I just discovered Tom Keating, an art forger. I was reading a junky $5 book in a book remainders store on famous criminals (as you do) and as I read his story I’m afraid I liked the guy for the way in which his great skills seemed ‘genuine’ as it were – driven by the love of and respect for the work (and a hatred of the cynicism of the art market). When on trial for one of his forgeries and on being shown the painting in question he said “Yes, I’m ashamed” and the reason he was ashamed was that, though he didn’t doubt he’d painted it (he’d painted thousands of ‘forgeries’, often giving them away to friends) the particular painting he was being shown was poorly executed with what Keating obviously felt was inadequate respect for the artist.

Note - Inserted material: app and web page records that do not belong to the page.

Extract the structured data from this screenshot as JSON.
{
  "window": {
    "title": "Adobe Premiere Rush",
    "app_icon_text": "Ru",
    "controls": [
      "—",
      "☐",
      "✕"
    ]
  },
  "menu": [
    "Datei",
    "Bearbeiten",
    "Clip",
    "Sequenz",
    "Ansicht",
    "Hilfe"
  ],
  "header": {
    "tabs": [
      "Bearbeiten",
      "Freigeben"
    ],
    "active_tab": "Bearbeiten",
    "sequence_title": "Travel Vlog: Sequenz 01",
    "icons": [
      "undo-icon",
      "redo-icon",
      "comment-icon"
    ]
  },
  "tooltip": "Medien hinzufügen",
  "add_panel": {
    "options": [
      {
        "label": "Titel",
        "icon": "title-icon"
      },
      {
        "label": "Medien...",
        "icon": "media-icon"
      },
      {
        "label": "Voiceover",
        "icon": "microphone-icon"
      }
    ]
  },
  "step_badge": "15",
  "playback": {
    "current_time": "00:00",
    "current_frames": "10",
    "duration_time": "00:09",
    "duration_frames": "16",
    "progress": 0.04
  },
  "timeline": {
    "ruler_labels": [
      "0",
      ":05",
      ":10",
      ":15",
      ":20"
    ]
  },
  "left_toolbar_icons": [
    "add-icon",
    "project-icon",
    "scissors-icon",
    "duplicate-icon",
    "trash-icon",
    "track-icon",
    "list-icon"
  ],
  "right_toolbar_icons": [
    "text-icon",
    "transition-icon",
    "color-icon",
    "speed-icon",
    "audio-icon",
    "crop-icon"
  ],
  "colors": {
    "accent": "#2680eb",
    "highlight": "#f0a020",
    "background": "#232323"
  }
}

Well I was sympathetic from there on. And the story has an ending which, whether or not it is happy (as Dorothy Parker said, there have been billions of people in the world and not one had a happy ending), is just. His ‘forgeries’ are now sought after by collectors. And rightly so.
It would make a good opera.